JUNE-JULY 2018 Nov-Dec 2017 - Copy - Page 91

BOOK IN SERIES Yet, these pumps have some drawbacks too, i.e. a design focused on sustaining around 150 – 280 bar, their unsuitability for high flow applications, rather loud noise and a rather poor overall efficiency. Nonetheless, the strong demand for these hydraulic generators prompts manufacturers to carry out research and improve their products by employing special materials, accurate heat treatments, minimum coupling tolerance between wheels and surface precise finish in order to reduce the drawbacks mentioned above. External gear pumps (Figure 4.5) are essentially made up of two twin gearwheels geared with each other that are held in a totally smooth stator housing so as to prevent leakages between moving and fixed parts; the 8-shaped bearings, held in the stator along with gears, counterbalance side hydraulic thrusts by means of dedicated seals.
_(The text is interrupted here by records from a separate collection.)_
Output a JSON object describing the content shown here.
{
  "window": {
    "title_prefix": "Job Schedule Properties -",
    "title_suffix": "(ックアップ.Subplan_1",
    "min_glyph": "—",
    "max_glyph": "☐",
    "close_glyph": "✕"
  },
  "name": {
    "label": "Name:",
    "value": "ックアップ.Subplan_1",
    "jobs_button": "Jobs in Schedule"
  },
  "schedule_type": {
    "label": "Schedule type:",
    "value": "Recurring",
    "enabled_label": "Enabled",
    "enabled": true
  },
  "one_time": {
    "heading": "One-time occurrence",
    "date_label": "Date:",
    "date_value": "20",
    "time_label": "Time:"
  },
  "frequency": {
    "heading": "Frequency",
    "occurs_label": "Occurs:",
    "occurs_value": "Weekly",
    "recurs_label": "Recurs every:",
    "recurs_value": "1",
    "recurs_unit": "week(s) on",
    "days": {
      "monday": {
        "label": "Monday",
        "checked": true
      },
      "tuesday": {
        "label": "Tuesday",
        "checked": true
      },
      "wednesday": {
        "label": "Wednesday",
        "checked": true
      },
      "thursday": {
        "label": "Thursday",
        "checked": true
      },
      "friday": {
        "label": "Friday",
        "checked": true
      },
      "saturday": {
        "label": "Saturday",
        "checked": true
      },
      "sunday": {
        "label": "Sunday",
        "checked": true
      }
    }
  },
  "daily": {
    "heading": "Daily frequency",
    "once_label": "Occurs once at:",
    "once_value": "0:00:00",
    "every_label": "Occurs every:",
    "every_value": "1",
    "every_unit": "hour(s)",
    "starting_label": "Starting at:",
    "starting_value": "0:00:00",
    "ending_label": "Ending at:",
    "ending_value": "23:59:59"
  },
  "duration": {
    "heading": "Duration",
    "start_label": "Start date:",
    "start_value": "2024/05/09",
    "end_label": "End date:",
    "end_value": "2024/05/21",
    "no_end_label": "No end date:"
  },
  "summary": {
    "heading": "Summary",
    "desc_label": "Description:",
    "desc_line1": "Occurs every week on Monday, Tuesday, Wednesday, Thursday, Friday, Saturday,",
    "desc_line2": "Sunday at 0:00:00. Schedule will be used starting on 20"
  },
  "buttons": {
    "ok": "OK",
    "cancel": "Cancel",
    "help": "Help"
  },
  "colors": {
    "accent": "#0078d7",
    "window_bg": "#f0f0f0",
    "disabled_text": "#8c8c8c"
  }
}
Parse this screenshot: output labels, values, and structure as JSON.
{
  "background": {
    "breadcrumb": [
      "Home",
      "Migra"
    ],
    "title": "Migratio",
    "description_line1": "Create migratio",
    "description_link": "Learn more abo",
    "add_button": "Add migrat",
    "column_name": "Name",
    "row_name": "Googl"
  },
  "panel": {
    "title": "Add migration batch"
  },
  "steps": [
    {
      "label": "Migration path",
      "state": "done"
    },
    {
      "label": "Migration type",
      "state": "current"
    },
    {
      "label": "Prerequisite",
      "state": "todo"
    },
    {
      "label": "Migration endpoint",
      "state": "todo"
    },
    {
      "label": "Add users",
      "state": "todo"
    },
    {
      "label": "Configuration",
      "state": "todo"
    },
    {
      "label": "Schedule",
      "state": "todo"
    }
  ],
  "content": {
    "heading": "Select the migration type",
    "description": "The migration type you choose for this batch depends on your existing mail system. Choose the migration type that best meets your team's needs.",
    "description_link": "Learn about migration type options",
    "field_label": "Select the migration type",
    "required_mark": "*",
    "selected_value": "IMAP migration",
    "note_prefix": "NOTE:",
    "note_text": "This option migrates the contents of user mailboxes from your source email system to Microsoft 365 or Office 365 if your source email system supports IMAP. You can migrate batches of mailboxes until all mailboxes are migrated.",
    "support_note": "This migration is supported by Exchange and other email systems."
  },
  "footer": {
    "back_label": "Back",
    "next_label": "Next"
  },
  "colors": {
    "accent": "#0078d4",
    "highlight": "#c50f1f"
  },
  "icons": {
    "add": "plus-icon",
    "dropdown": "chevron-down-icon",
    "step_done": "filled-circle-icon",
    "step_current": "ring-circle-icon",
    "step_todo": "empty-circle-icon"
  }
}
Bearings or bushings are positioned in the two coversopposite the stator where gear spindles revolve; the transmission shaft between the prime mover and the pilot wheel is in the hole of the front cover provided with a static seal (see Figure 4.9 and Figure 4.10). Like in most rotary and reciprocating pumps, the inlet has a larger bore than the outlet and both of them are usually positioned one opposite the otheron the stator housing. When the motor is started (Figure 4.6), lead wheel A, firmly connected to it, makes the driven gear B move into the opposite direction. The rotation of the teeth that come out of the mesh entails a vacuum whose volume is equal to the space between the two teeth; in other words, as shown in the Figure, the tooth x that was previously in the space between teeth y and z rotates clockwise, thus clearing a space (previously inexistent, hence a vacuum) equal to this volume. During this very short phase (rotational speed can range from few hundreds revolutions per minute to 3000 rpm), the fluid pushed by the atmospheric pressure on the free surface of the tank fills the space between the teeth w and k of gear A and it is driven clockwise to the outlet. In the following phase, the vacuum generated by the tooth y allows teeth z and r of gear B to drive anticlock wise the oil to the right part of the stator. Obviously, these phases alternate so as to conclude the revolution. Figure 4.5 When the actuating circuit is operated, delivery pressure should be the same throughout the whole upper chamber; actually, the inevitable leakages cause the pressure of the whole active part (oil transferring chambers) to be proportionally distributedand to decrease from the outlet to the first space after suction. The pressurised fluid inside the pump subjects gearwheels to considerable radial loads (Figure 4.7). 91 Another problem is the accurate positioning of gearplane faces vis-à-vis cover surface plates. If they do not form a perfect right angle with tolerances even lessthan 2-3 thousandths of millimetres, this would promote substantial leakages, early wear and the ensuing seizing. Figure 4.5 www.ghmediabusiness.com That is why it is important to use components with more suitable tolerances and methods to limit axial and radial Figure 4.7